▸ **What you are asked to do**
Please return every line from the entries that has the string "tree" in it.

** Opening Record set block **

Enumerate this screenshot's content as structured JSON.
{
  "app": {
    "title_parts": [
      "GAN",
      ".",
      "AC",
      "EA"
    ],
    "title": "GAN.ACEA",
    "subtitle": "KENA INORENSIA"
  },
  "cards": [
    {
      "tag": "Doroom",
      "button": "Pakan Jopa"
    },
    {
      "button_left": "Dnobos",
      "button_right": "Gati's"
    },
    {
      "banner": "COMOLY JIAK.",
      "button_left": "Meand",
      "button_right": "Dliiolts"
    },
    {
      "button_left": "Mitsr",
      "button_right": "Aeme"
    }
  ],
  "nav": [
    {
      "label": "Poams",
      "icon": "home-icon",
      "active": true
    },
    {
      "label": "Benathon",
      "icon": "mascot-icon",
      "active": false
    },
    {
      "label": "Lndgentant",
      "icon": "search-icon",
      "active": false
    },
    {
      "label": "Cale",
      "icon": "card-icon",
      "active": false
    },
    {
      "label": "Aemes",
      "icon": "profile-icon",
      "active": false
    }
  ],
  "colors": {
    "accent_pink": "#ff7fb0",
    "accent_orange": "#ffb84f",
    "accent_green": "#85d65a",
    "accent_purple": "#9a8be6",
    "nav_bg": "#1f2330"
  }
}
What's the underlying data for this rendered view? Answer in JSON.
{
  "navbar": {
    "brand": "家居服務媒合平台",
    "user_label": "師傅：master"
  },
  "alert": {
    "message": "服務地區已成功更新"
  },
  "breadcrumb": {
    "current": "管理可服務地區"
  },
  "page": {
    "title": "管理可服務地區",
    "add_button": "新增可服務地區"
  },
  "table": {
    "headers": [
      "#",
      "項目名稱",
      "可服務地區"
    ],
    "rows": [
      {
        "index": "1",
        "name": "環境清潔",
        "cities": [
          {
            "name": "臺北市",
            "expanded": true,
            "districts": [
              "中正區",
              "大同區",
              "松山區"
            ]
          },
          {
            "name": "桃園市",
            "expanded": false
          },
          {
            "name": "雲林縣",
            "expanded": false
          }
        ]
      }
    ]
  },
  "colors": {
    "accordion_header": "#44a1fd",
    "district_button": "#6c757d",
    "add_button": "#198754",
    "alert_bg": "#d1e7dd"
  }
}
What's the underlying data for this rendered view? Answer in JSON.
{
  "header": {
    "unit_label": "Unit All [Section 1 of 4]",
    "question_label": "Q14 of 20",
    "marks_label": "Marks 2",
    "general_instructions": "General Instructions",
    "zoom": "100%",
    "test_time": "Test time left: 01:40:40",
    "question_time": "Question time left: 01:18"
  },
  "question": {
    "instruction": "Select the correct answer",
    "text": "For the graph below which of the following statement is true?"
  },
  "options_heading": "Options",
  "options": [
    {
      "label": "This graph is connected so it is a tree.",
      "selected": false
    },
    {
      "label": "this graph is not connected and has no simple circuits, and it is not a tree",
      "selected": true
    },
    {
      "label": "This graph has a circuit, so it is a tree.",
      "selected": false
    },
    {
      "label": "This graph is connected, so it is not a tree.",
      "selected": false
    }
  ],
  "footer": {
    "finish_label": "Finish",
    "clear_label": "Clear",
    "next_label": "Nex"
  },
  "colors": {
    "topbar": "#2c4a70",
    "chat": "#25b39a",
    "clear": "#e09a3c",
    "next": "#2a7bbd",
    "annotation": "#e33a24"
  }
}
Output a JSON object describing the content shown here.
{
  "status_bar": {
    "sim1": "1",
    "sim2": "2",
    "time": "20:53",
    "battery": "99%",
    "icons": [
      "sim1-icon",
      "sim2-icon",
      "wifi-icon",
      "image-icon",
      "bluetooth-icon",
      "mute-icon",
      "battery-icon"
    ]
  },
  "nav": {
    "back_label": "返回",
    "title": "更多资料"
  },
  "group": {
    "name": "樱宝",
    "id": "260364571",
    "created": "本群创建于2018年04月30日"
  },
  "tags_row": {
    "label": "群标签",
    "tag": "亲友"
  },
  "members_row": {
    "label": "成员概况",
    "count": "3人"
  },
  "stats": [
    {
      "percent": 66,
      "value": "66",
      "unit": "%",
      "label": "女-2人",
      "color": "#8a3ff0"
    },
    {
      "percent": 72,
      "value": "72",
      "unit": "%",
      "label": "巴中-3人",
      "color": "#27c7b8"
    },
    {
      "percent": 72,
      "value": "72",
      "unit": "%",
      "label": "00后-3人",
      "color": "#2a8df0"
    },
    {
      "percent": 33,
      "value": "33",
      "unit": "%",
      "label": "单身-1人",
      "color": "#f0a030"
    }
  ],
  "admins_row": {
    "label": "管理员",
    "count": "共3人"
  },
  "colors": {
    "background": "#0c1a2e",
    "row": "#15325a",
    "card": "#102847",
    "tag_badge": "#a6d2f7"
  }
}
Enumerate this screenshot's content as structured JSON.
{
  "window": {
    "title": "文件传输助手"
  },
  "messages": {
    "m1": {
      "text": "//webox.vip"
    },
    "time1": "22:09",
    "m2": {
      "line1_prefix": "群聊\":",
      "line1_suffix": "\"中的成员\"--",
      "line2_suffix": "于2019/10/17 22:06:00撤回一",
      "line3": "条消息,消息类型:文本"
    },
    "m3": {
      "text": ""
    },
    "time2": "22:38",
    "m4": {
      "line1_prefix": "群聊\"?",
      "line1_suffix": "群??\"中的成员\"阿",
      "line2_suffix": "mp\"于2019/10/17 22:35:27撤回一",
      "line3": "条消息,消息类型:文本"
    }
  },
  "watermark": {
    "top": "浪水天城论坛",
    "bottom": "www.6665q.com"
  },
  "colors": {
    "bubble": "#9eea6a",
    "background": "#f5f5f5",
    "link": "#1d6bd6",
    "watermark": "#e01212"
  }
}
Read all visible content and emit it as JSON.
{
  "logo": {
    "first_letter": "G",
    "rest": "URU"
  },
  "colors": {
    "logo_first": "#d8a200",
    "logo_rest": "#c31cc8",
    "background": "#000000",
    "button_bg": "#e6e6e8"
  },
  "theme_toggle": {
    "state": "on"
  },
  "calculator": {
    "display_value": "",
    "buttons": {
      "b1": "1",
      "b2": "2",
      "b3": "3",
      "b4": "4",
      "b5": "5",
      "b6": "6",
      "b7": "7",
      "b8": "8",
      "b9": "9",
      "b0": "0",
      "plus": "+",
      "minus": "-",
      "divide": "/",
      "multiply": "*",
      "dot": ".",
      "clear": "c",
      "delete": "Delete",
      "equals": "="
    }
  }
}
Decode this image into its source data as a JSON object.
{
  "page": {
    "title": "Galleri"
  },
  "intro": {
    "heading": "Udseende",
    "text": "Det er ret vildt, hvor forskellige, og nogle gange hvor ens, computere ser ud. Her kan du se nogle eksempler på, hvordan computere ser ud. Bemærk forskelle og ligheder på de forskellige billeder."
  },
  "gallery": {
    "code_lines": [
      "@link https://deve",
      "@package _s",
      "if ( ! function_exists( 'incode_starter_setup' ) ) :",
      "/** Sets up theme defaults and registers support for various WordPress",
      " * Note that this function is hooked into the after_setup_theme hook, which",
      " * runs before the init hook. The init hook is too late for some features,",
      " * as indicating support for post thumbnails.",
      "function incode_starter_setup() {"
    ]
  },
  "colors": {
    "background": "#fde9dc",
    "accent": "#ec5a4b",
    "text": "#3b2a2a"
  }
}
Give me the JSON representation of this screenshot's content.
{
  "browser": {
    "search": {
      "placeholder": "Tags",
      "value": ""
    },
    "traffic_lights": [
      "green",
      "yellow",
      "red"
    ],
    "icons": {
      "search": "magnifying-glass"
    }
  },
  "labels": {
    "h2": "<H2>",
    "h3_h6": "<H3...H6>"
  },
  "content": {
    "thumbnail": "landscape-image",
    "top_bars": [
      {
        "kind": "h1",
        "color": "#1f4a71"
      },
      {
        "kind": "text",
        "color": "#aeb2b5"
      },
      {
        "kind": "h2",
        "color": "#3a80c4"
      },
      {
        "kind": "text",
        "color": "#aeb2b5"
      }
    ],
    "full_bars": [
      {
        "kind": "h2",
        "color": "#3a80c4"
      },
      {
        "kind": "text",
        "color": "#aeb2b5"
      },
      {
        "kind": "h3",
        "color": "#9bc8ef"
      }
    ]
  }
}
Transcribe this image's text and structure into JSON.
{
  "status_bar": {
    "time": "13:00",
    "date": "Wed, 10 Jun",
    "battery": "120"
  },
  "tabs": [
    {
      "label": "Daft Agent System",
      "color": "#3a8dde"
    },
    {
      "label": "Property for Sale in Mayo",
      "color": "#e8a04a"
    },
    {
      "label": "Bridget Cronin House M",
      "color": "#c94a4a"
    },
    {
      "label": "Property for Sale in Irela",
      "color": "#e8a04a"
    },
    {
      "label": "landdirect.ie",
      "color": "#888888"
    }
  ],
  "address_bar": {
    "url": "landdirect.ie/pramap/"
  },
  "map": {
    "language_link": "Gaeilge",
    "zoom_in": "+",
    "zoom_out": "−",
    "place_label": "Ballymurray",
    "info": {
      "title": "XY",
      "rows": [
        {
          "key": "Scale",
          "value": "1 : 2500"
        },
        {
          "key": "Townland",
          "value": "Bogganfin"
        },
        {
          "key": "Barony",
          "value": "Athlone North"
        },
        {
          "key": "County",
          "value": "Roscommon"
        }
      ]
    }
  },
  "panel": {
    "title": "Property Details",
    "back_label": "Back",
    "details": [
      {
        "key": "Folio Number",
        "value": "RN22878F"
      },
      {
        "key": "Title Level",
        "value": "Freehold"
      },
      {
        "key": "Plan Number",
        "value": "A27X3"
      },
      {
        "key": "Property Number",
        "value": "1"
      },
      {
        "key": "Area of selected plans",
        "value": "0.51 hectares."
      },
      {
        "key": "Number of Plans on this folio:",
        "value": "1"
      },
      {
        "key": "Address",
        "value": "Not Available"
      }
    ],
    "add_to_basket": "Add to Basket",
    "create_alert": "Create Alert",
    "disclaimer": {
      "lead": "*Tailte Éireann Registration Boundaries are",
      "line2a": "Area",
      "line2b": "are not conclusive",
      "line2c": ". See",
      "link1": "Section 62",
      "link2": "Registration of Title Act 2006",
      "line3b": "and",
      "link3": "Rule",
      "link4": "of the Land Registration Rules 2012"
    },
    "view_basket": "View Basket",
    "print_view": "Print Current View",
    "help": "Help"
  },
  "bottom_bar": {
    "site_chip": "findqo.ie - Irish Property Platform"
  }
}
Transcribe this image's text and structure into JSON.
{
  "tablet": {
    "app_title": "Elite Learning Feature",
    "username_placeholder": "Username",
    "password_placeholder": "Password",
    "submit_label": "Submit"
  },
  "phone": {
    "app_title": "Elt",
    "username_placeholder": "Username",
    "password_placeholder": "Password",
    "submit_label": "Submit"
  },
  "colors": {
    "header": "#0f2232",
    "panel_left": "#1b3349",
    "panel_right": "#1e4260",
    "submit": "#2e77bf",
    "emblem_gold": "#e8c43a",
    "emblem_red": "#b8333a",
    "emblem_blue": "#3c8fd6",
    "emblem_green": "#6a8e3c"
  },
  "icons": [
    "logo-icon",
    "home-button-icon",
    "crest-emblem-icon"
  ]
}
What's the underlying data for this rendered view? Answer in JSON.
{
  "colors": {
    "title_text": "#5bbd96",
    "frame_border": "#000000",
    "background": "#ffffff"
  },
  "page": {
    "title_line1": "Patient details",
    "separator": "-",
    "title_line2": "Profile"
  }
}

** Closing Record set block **

▸ **Task answer**
      "label": "This graph is connected so it is a tree.",
      "label": "this graph is not connected and has no simple circuits, and it is not a tree",
      "label": "This graph has a circuit, so it is a tree.",
      "label": "This graph is connected, so it is not a tree.",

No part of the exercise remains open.